Dataset rows describing interfaces:
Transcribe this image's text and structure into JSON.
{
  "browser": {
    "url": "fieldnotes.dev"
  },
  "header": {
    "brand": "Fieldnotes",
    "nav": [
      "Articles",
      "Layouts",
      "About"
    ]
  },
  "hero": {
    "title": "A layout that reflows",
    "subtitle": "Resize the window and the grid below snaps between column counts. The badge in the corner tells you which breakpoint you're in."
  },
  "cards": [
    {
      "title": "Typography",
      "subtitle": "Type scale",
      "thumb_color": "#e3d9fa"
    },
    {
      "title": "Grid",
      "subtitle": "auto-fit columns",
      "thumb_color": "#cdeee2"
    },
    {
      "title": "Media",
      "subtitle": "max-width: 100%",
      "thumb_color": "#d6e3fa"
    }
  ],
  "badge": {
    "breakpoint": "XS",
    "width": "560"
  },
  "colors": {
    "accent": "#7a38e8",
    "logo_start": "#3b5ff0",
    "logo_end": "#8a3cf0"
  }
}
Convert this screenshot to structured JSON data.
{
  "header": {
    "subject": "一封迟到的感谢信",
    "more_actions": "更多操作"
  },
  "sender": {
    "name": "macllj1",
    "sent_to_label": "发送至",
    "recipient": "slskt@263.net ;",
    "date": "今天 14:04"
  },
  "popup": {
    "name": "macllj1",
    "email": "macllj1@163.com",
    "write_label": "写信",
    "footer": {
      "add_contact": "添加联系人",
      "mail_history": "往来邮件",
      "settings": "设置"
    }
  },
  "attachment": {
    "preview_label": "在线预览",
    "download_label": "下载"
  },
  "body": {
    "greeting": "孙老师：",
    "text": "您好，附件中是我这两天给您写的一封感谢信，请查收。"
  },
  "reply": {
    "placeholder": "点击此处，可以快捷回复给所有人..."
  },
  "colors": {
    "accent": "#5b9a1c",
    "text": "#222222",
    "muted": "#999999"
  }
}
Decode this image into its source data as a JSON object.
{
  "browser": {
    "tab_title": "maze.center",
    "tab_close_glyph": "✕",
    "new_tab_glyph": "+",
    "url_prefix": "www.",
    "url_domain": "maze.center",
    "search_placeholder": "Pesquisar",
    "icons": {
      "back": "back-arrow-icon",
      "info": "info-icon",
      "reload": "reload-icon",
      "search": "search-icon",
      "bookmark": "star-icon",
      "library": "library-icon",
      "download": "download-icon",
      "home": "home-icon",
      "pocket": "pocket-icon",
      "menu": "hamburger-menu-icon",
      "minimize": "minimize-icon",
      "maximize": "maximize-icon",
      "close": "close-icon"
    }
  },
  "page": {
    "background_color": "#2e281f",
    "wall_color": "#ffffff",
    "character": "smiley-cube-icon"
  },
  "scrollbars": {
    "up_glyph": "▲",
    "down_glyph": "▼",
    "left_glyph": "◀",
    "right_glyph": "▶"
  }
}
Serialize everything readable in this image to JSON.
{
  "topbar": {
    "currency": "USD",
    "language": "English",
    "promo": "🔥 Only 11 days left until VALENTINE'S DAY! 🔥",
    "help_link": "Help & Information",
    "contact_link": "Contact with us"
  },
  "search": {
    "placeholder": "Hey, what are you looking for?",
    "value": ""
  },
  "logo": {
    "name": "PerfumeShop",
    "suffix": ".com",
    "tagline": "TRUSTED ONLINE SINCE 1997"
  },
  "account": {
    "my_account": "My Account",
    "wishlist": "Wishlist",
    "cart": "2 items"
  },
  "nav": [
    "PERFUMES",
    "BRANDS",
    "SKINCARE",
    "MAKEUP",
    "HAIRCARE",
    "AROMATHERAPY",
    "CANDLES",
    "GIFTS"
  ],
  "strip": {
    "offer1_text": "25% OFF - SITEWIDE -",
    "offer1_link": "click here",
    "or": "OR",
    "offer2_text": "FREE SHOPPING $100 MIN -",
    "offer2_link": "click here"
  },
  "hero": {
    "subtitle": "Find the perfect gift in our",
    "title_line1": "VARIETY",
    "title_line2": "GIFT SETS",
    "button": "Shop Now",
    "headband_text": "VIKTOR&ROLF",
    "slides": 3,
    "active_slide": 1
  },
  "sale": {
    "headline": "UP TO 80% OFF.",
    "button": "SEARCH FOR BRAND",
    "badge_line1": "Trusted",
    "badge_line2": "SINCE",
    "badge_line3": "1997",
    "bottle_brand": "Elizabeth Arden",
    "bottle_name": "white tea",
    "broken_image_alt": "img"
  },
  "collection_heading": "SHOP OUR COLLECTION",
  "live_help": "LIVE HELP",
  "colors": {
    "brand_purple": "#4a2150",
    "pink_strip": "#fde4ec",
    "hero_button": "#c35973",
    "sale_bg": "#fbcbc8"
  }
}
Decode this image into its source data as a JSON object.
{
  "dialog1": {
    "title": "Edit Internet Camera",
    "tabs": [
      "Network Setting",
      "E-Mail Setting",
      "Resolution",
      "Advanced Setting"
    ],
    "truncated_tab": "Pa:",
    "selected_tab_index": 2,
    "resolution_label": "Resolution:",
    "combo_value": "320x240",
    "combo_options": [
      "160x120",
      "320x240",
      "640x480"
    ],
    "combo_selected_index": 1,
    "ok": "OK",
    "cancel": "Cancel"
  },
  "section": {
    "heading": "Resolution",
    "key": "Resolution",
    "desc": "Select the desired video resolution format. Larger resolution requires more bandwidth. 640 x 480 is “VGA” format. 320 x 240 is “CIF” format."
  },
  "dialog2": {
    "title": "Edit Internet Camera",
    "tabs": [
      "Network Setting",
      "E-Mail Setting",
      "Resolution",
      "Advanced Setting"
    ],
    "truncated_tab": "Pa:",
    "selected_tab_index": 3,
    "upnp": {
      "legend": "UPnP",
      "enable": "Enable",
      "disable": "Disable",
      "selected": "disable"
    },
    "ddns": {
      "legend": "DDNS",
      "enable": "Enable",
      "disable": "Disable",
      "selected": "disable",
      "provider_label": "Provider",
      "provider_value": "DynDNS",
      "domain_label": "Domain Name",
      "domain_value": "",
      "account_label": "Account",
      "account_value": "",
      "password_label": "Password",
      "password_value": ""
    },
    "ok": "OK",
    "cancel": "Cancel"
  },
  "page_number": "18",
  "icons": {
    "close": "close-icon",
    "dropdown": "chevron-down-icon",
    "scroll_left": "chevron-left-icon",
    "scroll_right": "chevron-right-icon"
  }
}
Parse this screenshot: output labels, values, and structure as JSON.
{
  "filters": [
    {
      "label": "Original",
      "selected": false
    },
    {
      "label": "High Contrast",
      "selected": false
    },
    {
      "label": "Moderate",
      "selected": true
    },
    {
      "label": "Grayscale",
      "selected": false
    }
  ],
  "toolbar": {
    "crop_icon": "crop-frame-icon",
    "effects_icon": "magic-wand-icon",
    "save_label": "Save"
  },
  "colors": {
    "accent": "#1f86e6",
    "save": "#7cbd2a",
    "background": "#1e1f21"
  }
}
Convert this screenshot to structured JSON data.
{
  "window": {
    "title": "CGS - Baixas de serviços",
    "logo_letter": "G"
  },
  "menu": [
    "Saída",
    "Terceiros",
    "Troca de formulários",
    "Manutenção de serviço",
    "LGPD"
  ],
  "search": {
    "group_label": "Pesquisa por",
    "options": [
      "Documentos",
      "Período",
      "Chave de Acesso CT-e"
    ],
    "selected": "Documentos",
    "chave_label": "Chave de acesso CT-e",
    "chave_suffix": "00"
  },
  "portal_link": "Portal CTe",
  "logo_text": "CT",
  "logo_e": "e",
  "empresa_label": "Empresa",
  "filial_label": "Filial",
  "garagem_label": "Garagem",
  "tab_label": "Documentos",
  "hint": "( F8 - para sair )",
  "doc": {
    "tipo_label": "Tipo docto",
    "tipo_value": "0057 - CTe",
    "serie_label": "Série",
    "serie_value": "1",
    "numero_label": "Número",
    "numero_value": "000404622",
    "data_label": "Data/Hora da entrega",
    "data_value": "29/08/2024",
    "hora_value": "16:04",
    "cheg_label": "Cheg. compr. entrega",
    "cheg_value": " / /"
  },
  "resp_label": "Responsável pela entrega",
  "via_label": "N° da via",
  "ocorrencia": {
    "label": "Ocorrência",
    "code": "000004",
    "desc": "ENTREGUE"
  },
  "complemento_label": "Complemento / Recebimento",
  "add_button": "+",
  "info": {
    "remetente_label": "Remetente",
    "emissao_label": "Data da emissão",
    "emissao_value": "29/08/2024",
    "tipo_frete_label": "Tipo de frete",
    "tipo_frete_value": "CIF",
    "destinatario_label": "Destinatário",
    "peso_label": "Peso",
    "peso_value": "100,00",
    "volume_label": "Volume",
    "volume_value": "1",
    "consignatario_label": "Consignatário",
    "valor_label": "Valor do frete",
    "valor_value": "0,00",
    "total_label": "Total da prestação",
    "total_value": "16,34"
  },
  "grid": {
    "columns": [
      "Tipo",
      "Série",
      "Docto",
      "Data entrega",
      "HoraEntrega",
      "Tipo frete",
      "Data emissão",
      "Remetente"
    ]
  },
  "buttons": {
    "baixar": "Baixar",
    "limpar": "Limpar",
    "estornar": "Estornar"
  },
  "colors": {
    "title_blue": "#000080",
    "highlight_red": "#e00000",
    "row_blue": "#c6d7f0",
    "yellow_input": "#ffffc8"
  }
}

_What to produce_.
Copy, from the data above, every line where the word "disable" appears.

_The answer_.
      "disable": "Disable",
      "selected": "disable"
      "disable": "Disable",
      "selected": "disable",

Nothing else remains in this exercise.